Victims of a crime have to live either in fear of being attacked again in the future or become stuck in the events that unfolded that day. Many of the perpetrators, as the author puts it, are oblivious of the consequences of their actions. Indeed, they struggle to understand that there is no victimless crime. I find the crime program to be justifiable in letting perpetrators know that their actions hurt and change their victims’ life. While some of these perpetrators who show up for the program may only do so to gain a certificate to aid their case, some of them may end up understanding the consequences of their actions after hearing the victims speak. I believe that the crime program should be implemented in various States to not only help reach out to some of the perpetrators but also offer victims an opportunity to speak freely and openly about their feelings towards those that hurt them to help them in the healing process. Indeed, as much as this program is aimed at helping perpetrators face the effects of their actions it also serves as a reconciliatory and forgiving platform for both the perpetrator and the victim.

Client Choice in the Treatment of Heroin and Prescription Opioid Dependence

The number of young people addicted to heroin, as depicted in the article, is quite high. The author clearly explains heroin addiction and the reason it is so hard for addicts to recover. The author rightly states addiction to heroin is hard to beat since the desire to get high overrides the desire to remain clean once individuals are out of rehab. I believe that the ready availability of these substances on the street makes it easy for these addicts to access them thus hard to stop the drug use habit. Although the government, through law enforcers, has tried to remove these drugs from the streets, it has been unsuccessful largely. Consequently, much more needs to be done to ensure that these substances are not available. The twelve-step rehabilitation program is a good method of helping individuals get clean but I fear that it is not sufficient to help them remain clean in the absence of laws that make it hard to access these drugs.

Fire in the Hole, a Look at Special Housing

One of the major findings in the article is that special housing is not necessary even when dealing with mentally challenged individuals.

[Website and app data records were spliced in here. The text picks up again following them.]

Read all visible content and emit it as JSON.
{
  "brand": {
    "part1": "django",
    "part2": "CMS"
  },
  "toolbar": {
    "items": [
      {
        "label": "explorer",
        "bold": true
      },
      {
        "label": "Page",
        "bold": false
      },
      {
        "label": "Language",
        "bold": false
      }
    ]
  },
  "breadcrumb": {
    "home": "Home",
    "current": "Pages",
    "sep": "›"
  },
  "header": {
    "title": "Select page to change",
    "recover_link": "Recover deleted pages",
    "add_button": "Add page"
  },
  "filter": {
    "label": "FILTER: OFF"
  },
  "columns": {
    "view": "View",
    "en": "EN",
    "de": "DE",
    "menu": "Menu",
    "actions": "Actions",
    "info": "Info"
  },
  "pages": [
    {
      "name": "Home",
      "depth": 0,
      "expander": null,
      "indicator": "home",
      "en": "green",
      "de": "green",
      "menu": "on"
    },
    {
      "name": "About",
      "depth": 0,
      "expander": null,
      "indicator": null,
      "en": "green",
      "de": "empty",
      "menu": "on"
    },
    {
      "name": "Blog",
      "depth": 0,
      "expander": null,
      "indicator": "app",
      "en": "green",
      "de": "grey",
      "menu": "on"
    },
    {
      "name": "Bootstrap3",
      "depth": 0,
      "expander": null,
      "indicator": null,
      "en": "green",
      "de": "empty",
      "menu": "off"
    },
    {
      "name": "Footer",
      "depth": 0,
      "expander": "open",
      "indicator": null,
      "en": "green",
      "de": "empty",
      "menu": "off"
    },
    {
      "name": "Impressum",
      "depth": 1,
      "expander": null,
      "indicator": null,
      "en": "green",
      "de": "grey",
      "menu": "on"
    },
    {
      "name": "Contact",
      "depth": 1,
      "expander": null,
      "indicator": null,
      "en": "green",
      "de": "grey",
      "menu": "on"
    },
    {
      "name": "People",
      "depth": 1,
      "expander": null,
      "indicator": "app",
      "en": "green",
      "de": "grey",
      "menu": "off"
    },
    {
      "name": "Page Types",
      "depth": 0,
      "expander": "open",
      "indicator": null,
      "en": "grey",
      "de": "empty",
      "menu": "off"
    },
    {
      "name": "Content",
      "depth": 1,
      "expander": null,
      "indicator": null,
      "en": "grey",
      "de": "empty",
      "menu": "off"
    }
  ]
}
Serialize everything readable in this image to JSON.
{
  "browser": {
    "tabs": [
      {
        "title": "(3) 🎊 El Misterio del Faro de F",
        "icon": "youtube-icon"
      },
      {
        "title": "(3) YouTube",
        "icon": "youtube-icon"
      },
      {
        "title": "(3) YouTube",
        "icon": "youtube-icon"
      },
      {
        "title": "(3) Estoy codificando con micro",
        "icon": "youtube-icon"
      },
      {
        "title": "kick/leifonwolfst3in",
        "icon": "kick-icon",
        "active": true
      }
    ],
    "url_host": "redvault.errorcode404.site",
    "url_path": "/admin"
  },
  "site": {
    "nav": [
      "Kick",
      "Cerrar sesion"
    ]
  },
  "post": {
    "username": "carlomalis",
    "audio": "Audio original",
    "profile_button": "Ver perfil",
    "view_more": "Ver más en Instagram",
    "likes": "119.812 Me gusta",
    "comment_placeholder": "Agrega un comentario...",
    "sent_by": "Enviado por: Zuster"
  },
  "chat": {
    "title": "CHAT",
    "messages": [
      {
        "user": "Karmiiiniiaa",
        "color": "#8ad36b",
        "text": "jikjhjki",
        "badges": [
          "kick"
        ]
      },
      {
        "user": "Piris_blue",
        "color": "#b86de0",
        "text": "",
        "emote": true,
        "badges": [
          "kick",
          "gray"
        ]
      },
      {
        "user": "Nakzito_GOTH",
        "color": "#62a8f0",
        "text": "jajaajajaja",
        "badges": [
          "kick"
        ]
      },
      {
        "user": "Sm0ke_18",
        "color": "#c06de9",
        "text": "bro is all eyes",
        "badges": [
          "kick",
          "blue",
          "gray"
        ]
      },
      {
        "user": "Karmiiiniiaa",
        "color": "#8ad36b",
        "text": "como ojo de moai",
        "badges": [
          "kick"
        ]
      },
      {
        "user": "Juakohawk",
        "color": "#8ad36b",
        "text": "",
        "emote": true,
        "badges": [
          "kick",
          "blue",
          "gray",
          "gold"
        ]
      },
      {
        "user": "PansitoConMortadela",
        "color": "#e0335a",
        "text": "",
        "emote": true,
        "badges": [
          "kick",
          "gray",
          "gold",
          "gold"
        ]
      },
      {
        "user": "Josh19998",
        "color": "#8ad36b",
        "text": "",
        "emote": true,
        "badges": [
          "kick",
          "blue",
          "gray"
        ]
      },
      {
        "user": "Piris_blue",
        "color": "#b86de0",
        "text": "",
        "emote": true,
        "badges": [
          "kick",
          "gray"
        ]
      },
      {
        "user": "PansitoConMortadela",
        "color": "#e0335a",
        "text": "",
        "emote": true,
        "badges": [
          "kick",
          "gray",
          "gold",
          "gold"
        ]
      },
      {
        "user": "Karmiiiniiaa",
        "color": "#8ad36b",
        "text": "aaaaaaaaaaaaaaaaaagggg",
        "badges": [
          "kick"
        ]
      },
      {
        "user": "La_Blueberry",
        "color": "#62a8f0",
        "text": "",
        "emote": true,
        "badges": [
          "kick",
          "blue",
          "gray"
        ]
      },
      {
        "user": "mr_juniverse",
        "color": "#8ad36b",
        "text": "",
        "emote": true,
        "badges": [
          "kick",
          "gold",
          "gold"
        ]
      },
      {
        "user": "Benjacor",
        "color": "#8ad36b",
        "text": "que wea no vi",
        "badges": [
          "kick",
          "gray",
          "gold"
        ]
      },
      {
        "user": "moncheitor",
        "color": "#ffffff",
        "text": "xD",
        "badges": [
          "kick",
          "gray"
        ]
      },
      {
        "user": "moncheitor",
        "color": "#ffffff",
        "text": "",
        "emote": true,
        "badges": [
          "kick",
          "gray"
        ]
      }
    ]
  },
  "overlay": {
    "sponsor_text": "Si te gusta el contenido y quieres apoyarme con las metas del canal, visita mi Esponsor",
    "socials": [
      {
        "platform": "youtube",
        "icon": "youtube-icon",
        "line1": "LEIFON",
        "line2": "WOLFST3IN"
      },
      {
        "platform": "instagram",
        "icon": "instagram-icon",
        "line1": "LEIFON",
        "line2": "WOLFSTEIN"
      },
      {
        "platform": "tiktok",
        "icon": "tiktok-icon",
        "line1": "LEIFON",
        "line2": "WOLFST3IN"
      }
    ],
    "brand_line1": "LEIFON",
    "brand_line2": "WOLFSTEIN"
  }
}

I agree with the author that individuals who are incarcerated are already paying for their crimes thus it makes sense that individuals who are mentally challenged will also be put in special housing for their welfare and that of others. Indeed, solitary confinement has been in existence for a long and it is usually used either for the safety of the individual or when the individual has broken some of the prison rules. I believe that prison is a correctional facility and should remain as such as opposed to it being a place where individuals are severely punished for their actions. The author indicates that mentally challenged prisoners when under observation and medication are not such a huge threat to themselves and others which I agree with and so they do not need special housing